The new Las Vegas Convention Center District committee, as it is now known, voted Tuesday to recommend that the Riviera property be demolished on its planned timetable instead of waiting for the governor's new Southern Nevada Tourism Infrastructure Committee to make its recommendations on local tourism projects a year from now.

The Las Vegas Convention and Visitors Authority acquired the Riviera in February for $182.5 million and intends for the land on which it stands to be a part of the $2.3 billion Las Vegas Global Business District convention center overhaul.

The Convention and Visitors Authority board is expected to consider the recommendation at its Aug. 11 meeting.

There's still no date for the demolition of the Riviera, nor a decision on whether to implode it or tear it down in a more conventional way. Authority officials estimate demolition will cost $42 million, but won't have a final price until the project goes to a competitive bid.

The convention center committee met for the second time Tuesday and immediately voted to take the new name after it originally had been established as the Las Vegas Global Business District committee. Members opted for the new name to take advantage of the branding the Las Vegas Convention Center has with established trade shows like the Consumer Electronics Show, the National Association of Broadcasters and ConExpo-Con/Ag.

Terry Jicinsky, senior vice president of operations for the authority, said the committee considered the pros and cons of knocking the Riviera down in its planned timeline or to wait to hear the recommendations of the 11-member committee assembled by the Governor's Office of Economic Development.

Convention Center committee members determined that demolishing the building quickly would enable large shows that use incremental outdoor space in temporary tent facilities to use the Riviera site. Committee members also considered the possibility of the cost of demolishing the building to go up if they waited too long. The Convention and Visitors Authority has the finances in place to pay for the demolition, but the governor's committee could possibly recommend alternative finances to pay for the demotion.

The committee also did not want the authority to be criticized for encouraging blight in the neighborhood by leaving the building standing longer than necessary.

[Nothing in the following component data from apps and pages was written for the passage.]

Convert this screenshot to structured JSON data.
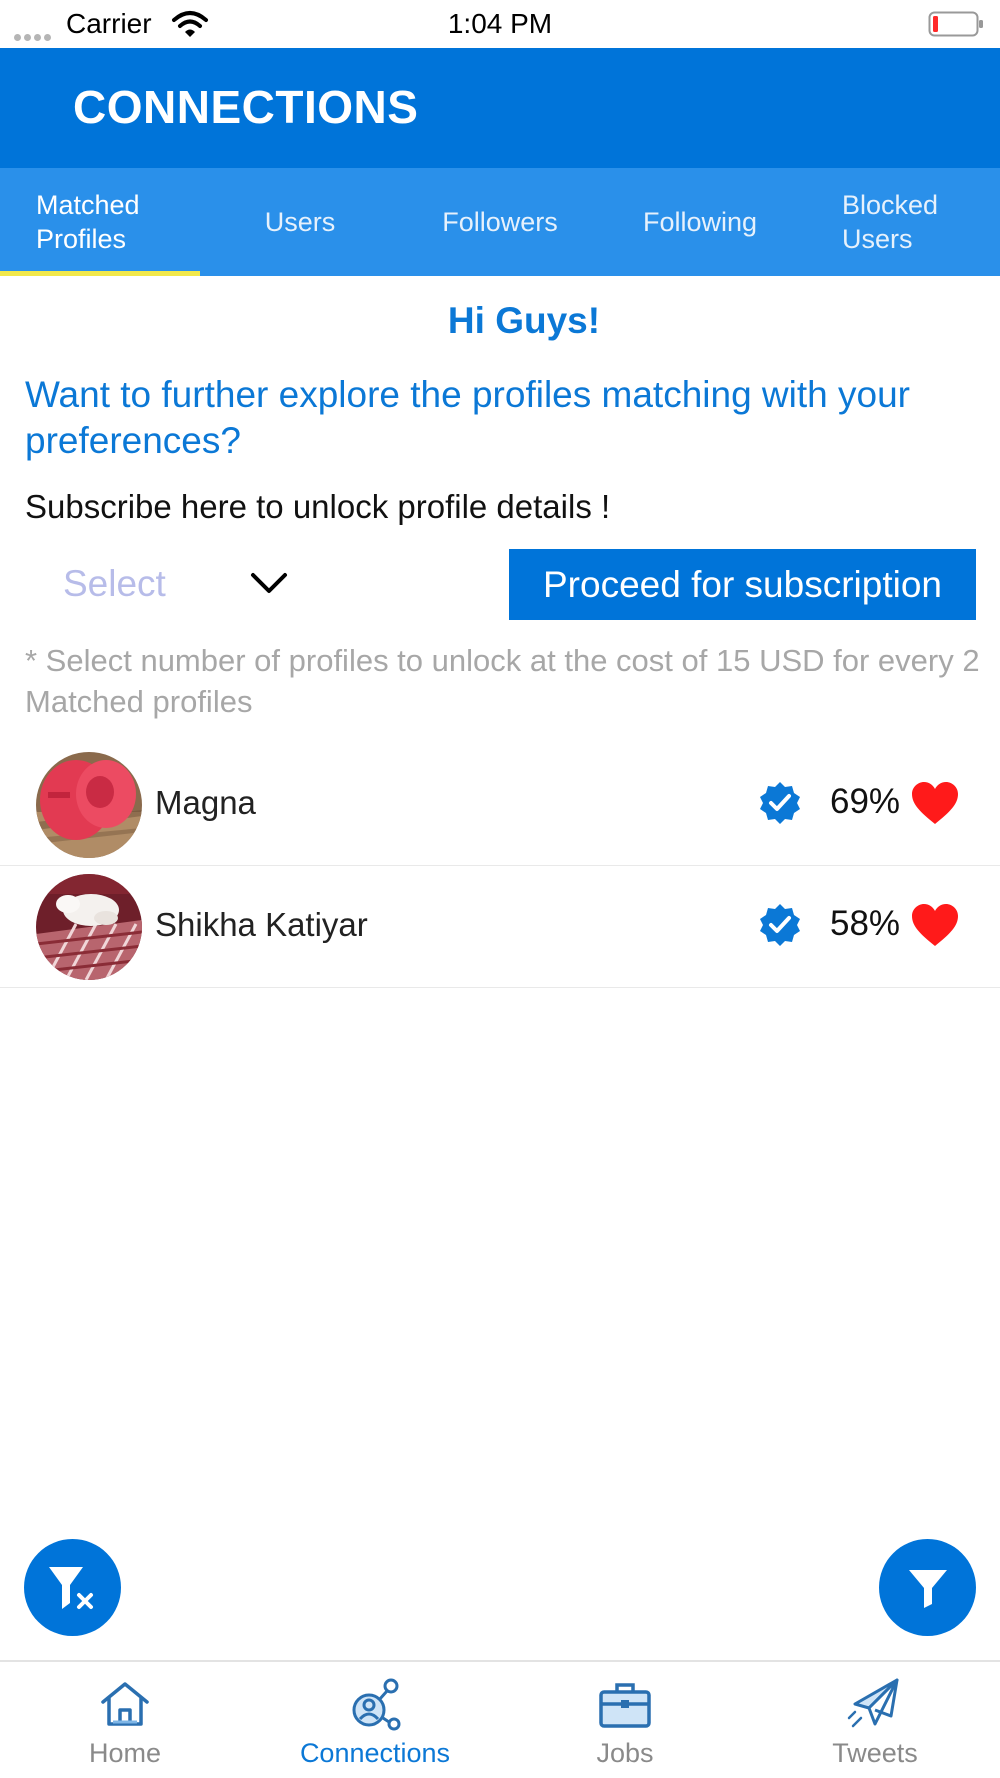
{
  "status_bar": {
    "carrier": "Carrier",
    "time": "1:04 PM"
  },
  "header": {
    "title": "CONNECTIONS"
  },
  "tabs": [
    {
      "label": "Matched\nProfiles",
      "active": true
    },
    {
      "label": "Users",
      "active": false
    },
    {
      "label": "Followers",
      "active": false
    },
    {
      "label": "Following",
      "active": false
    },
    {
      "label": "Blocked\nUsers",
      "active": false
    }
  ],
  "content": {
    "greeting": "Hi Guys!",
    "explore_text": "Want to further explore the profiles matching with your preferences?",
    "subscribe_text": "Subscribe here to unlock profile details !",
    "select_placeholder": "Select",
    "proceed_label": "Proceed for subscription",
    "note": "* Select number of profiles to unlock at the cost of 15 USD for every 2 Matched profiles"
  },
  "profiles": [
    {
      "name": "Magna",
      "match": "69%",
      "verified": true
    },
    {
      "name": "Shikha Katiyar",
      "match": "58%",
      "verified": true
    }
  ],
  "bottom_nav": [
    {
      "label": "Home",
      "icon": "home-icon",
      "active": false
    },
    {
      "label": "Connections",
      "icon": "connections-icon",
      "active": true
    },
    {
      "label": "Jobs",
      "icon": "briefcase-icon",
      "active": false
    },
    {
      "label": "Tweets",
      "icon": "paper-plane-icon",
      "active": false
    }
  ],
  "colors": {
    "primary": "#0074d9",
    "tab_bar": "#2a90ea",
    "tab_indicator": "#f2e84a",
    "heart": "#ff1a1a",
    "link_text": "#0b78d6"
  }
}
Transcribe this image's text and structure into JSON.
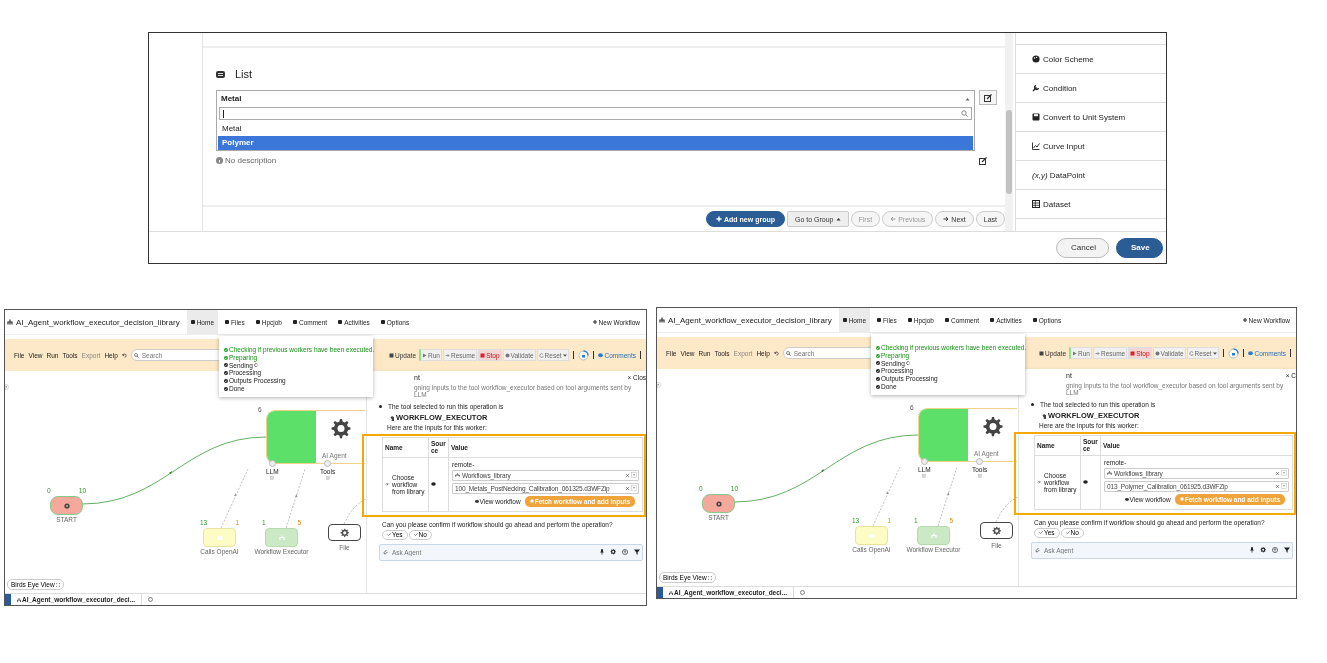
{
  "editor": {
    "section_title": "List",
    "select": {
      "value": "Metal"
    },
    "options": [
      {
        "label": "Metal",
        "selected": false
      },
      {
        "label": "Polymer",
        "selected": true
      }
    ],
    "description": "No description",
    "pager": [
      {
        "label": "Add new group",
        "kind": "primary",
        "disabled": false
      },
      {
        "label": "Go to Group",
        "kind": "dropdown",
        "disabled": false
      },
      {
        "label": "First",
        "kind": "plain",
        "disabled": true
      },
      {
        "label": "Previous",
        "kind": "back",
        "disabled": true
      },
      {
        "label": "Next",
        "kind": "forward",
        "disabled": false
      },
      {
        "label": "Last",
        "kind": "plain",
        "disabled": false
      }
    ],
    "palette": [
      {
        "label": "Color Scheme",
        "kind": "palette"
      },
      {
        "label": "Condition",
        "kind": "wrench"
      },
      {
        "label": "Convert to Unit System",
        "kind": "disk"
      },
      {
        "label": "Curve Input",
        "kind": "chart"
      },
      {
        "label": "*(x,y)* DataPoint",
        "kind": "text"
      },
      {
        "label": "Dataset",
        "kind": "table"
      }
    ],
    "actions": [
      {
        "label": "Cancel",
        "kind": "secondary"
      },
      {
        "label": "Save",
        "kind": "primary"
      }
    ]
  },
  "screens": [
    {
      "title": "AI_Agent_workflow_executor_decision_library",
      "nav": [
        {
          "label": "Home",
          "selected": true
        },
        {
          "label": "Files",
          "selected": false
        },
        {
          "label": "Hpcjob",
          "selected": false
        },
        {
          "label": "Comment",
          "selected": false
        },
        {
          "label": "Activities",
          "selected": false
        },
        {
          "label": "Options",
          "selected": false
        }
      ],
      "new_workflow": "New Workflow",
      "menu": [
        {
          "label": "File",
          "disabled": false
        },
        {
          "label": "View",
          "disabled": false
        },
        {
          "label": "Run",
          "disabled": false
        },
        {
          "label": "Tools",
          "disabled": false
        },
        {
          "label": "Export",
          "disabled": true
        },
        {
          "label": "Help",
          "disabled": false
        }
      ],
      "search": {
        "placeholder": "Search"
      },
      "toolbar": [
        {
          "label": "Update",
          "kind": "update"
        },
        {
          "label": "Run",
          "kind": "run"
        },
        {
          "label": "Resume",
          "kind": "resume"
        },
        {
          "label": "Stop",
          "kind": "stop"
        },
        {
          "label": "Validate",
          "kind": "validate"
        },
        {
          "label": "Reset",
          "kind": "reset"
        }
      ],
      "comments": "Comments",
      "progress": [
        {
          "label": "Checking if previous workers have been executed.",
          "done": true,
          "busy": false
        },
        {
          "label": "Preparing",
          "done": true,
          "busy": false
        },
        {
          "label": "Sending",
          "done": false,
          "busy": true
        },
        {
          "label": "Processing",
          "done": false,
          "busy": false
        },
        {
          "label": "Outputs Processing",
          "done": false,
          "busy": false
        },
        {
          "label": "Done",
          "done": false,
          "busy": false
        }
      ],
      "nodes": [
        {
          "label": "START",
          "kind": "start",
          "counts": [
            "0",
            "10"
          ]
        },
        {
          "label": "Calls OpenAI",
          "kind": "llm",
          "counts": [
            "13",
            "1"
          ]
        },
        {
          "label": "Workflow Executor",
          "kind": "executor",
          "counts": [
            "1",
            "5"
          ]
        },
        {
          "label": "File",
          "kind": "file"
        },
        {
          "label": "AI Agent",
          "kind": "agent",
          "counts": [
            "6"
          ],
          "ports": [
            "LLM",
            "Tools"
          ]
        }
      ],
      "chat": {
        "heading": "nt",
        "close": "× Clos",
        "note": "gning inputs to the tool workflow_executor based on tool arguments sent by LLM",
        "intro": "The tool selected to run this operation is",
        "tool": "WORKFLOW_EXECUTOR",
        "inputs_label": "Here are the inputs for this worker:",
        "columns": [
          "Name",
          "Source",
          "Value"
        ],
        "row": {
          "name": "Choose workflow from library",
          "value_label": "remote-",
          "selects": [
            "Workflows_library",
            "100_Metals_PostNecking_Calibration_061325.d3WFZip"
          ],
          "view": "View workflow",
          "fetch": "Fetch workflow and add inputs"
        },
        "question": "Can you please confirm if workflow should go ahead and perform the operation?",
        "answers": [
          "Yes",
          "No"
        ],
        "input": {
          "placeholder": "Ask Agent"
        }
      },
      "birds_eye": "Birds Eye View",
      "tab": "AI_Agent_workflow_executor_deci..."
    },
    {
      "title": "AI_Agent_workflow_executor_decision_library",
      "nav": [
        {
          "label": "Home",
          "selected": true
        },
        {
          "label": "Files",
          "selected": false
        },
        {
          "label": "Hpcjob",
          "selected": false
        },
        {
          "label": "Comment",
          "selected": false
        },
        {
          "label": "Activities",
          "selected": false
        },
        {
          "label": "Options",
          "selected": false
        }
      ],
      "new_workflow": "New Workflow",
      "menu": [
        {
          "label": "File",
          "disabled": false
        },
        {
          "label": "View",
          "disabled": false
        },
        {
          "label": "Run",
          "disabled": false
        },
        {
          "label": "Tools",
          "disabled": false
        },
        {
          "label": "Export",
          "disabled": true
        },
        {
          "label": "Help",
          "disabled": false
        }
      ],
      "search": {
        "placeholder": "Search"
      },
      "toolbar": [
        {
          "label": "Update",
          "kind": "update"
        },
        {
          "label": "Run",
          "kind": "run"
        },
        {
          "label": "Resume",
          "kind": "resume"
        },
        {
          "label": "Stop",
          "kind": "stop"
        },
        {
          "label": "Validate",
          "kind": "validate"
        },
        {
          "label": "Reset",
          "kind": "reset"
        }
      ],
      "comments": "Comments",
      "progress": [
        {
          "label": "Checking if previous workers have been executed.",
          "done": true,
          "busy": false
        },
        {
          "label": "Preparing",
          "done": true,
          "busy": false
        },
        {
          "label": "Sending",
          "done": false,
          "busy": true
        },
        {
          "label": "Processing",
          "done": false,
          "busy": false
        },
        {
          "label": "Outputs Processing",
          "done": false,
          "busy": false
        },
        {
          "label": "Done",
          "done": false,
          "busy": false
        }
      ],
      "nodes": [
        {
          "label": "START",
          "kind": "start",
          "counts": [
            "0",
            "10"
          ]
        },
        {
          "label": "Calls OpenAI",
          "kind": "llm",
          "counts": [
            "13",
            "1"
          ]
        },
        {
          "label": "Workflow Executor",
          "kind": "executor",
          "counts": [
            "1",
            "5"
          ]
        },
        {
          "label": "File",
          "kind": "file"
        },
        {
          "label": "AI Agent",
          "kind": "agent",
          "counts": [
            "6"
          ],
          "ports": [
            "LLM",
            "Tools"
          ]
        }
      ],
      "chat": {
        "heading": "nt",
        "close": "× C",
        "note": "gning inputs to the tool workflow_executor based on tool arguments sent by LLM",
        "intro": "The tool selected to run this operation is",
        "tool": "WORKFLOW_EXECUTOR",
        "inputs_label": "Here are the inputs for this worker:",
        "columns": [
          "Name",
          "Source",
          "Value"
        ],
        "row": {
          "name": "Choose workflow from library",
          "value_label": "remote-",
          "selects": [
            "Workflows_library",
            "013_Polymer_Calibration_061925.d3WFZip"
          ],
          "view": "View workflow",
          "fetch": "Fetch workflow and add inputs"
        },
        "question": "Can you please confirm if workflow should go ahead and perform the operation?",
        "answers": [
          "Yes",
          "No"
        ],
        "input": {
          "placeholder": "Ask Agent"
        }
      },
      "birds_eye": "Birds Eye View",
      "tab": "AI_Agent_workflow_executor_deci..."
    }
  ]
}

Jicinsky reconfirmed that the demolition of the dormant 23-story, 2,100-room Strip hotel probably wouldn't occur until early next year after the authority initially projected an August date with the wrecking ball.
Committee votes to demolish Riviera is republished from